▶ **Exercise instructions**
Pull every line with "configured" from the entries below.

▶ **Entries supplied**
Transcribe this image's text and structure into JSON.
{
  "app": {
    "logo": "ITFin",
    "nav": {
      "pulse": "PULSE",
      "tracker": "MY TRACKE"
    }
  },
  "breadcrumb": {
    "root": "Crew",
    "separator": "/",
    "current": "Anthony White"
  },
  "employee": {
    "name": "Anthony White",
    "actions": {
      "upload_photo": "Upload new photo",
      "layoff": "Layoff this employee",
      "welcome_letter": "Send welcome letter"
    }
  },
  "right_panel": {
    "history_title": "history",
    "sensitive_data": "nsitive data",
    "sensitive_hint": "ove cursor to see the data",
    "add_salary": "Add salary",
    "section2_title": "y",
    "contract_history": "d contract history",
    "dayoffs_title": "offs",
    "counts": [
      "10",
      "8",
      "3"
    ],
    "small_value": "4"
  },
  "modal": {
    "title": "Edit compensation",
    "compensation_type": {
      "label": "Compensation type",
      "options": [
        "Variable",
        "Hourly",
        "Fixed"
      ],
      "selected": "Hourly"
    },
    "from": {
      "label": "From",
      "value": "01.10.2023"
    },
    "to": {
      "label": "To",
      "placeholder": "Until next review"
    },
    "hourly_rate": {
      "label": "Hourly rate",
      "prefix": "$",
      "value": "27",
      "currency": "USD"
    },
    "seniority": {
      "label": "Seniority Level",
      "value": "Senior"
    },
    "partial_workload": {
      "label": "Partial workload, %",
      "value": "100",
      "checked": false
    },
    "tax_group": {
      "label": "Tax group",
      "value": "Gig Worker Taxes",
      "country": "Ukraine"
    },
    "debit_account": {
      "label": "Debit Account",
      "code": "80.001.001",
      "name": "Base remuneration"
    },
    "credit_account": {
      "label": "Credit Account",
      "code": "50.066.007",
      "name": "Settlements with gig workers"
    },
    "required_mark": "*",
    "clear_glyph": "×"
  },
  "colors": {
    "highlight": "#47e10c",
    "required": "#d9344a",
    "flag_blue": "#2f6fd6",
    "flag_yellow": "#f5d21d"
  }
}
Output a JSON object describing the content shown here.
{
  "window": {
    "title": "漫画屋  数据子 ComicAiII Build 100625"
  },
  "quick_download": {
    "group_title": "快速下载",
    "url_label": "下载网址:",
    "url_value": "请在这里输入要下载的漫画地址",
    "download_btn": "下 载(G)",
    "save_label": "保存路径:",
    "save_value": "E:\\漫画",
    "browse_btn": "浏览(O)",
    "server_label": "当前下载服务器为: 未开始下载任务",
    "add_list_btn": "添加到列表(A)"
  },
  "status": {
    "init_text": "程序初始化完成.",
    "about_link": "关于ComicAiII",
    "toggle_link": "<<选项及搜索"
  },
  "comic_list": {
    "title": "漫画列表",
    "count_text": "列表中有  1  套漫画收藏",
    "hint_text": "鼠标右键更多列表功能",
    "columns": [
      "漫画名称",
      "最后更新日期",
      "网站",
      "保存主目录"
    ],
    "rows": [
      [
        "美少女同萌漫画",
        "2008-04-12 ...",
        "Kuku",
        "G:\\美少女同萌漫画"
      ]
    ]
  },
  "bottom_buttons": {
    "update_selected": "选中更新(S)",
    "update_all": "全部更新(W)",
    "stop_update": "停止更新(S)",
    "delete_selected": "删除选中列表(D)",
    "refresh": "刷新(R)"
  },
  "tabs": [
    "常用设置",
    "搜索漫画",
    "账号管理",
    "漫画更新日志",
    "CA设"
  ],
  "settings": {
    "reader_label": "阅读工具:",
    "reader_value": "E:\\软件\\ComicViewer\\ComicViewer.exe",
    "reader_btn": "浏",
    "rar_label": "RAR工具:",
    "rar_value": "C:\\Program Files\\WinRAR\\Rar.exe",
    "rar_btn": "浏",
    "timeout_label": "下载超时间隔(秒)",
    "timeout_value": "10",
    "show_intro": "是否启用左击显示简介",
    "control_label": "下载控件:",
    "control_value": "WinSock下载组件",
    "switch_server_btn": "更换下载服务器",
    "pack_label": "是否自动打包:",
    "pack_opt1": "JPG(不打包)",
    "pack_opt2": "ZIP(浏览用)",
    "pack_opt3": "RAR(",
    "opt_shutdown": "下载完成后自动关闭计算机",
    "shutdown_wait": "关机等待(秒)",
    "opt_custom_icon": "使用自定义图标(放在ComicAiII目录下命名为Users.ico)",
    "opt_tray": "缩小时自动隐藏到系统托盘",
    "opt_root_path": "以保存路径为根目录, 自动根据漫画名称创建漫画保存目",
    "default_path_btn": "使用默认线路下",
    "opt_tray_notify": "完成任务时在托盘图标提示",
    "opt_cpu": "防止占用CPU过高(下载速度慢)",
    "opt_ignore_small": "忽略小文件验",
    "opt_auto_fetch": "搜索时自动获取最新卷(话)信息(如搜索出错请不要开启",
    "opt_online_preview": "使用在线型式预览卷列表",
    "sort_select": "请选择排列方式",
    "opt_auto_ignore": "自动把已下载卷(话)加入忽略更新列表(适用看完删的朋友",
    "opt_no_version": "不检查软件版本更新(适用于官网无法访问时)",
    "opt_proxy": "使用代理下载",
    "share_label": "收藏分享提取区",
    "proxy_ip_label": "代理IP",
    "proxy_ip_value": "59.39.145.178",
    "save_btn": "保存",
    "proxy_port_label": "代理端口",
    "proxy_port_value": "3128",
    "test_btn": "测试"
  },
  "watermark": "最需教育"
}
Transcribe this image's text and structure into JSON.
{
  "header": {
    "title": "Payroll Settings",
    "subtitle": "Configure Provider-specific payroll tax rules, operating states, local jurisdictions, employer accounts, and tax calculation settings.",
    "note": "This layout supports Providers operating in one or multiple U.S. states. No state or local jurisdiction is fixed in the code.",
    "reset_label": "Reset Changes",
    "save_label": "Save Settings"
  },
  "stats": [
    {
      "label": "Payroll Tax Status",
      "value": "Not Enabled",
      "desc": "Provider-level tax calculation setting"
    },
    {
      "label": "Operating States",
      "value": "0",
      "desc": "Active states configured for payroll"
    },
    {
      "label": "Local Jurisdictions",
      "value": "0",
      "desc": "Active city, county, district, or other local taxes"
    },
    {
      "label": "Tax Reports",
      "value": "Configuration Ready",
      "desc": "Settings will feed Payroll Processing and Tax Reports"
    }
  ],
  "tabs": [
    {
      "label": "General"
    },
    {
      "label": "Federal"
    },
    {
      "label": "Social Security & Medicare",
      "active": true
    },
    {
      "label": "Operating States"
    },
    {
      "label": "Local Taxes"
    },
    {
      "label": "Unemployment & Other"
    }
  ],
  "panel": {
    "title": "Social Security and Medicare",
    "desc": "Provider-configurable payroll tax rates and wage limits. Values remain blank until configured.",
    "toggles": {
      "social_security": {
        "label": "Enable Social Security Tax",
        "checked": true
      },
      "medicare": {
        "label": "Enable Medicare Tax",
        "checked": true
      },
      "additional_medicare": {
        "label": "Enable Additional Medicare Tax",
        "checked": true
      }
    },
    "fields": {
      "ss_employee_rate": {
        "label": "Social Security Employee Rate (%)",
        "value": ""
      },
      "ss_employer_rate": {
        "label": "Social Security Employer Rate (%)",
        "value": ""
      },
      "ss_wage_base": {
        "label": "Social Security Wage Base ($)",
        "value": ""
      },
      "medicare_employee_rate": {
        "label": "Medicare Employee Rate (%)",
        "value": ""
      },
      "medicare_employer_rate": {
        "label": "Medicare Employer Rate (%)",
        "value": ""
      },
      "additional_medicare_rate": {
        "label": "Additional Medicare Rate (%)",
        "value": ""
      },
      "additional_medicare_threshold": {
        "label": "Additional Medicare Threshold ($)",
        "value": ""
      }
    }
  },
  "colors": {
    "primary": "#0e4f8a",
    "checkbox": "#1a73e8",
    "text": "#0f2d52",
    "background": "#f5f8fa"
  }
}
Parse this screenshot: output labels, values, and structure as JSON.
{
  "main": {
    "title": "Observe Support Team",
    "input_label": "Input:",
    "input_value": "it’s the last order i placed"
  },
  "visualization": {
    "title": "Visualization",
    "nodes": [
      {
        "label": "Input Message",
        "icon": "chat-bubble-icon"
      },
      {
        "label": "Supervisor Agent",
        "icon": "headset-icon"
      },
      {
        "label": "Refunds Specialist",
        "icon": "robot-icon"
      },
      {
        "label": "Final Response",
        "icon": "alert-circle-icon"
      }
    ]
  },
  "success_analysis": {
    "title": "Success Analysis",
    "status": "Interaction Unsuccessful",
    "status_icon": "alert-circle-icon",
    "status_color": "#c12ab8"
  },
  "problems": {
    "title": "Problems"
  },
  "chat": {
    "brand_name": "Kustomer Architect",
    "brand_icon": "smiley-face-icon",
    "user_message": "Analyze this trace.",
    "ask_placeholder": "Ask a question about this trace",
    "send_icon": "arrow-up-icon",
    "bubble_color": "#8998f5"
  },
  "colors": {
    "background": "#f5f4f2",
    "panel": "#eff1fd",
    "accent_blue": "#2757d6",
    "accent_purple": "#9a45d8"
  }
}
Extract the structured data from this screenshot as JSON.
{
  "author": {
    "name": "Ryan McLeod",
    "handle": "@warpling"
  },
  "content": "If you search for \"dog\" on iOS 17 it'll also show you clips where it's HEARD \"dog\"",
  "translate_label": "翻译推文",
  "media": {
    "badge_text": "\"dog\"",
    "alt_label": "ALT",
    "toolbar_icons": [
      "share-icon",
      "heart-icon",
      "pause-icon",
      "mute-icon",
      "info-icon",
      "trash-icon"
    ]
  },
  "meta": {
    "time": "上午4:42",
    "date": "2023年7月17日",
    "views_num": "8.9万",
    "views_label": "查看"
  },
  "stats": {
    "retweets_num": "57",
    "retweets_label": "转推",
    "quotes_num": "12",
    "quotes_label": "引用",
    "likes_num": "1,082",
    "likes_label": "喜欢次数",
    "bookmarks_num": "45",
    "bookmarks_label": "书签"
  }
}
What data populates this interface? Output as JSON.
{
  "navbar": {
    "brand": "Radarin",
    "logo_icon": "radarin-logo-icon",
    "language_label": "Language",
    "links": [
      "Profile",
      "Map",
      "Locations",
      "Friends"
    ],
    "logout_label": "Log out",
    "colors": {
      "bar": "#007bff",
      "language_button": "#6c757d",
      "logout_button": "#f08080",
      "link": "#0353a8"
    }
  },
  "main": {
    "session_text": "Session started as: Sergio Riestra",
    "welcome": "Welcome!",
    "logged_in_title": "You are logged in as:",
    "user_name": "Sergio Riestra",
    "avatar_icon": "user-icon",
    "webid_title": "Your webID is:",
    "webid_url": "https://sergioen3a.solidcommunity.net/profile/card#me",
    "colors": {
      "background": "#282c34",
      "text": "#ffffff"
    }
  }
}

▶ **Result for this exercise**
      "desc": "Active states configured for payroll"
    "desc": "Provider-configurable payroll tax rates and wage limits. Values remain blank until configured.",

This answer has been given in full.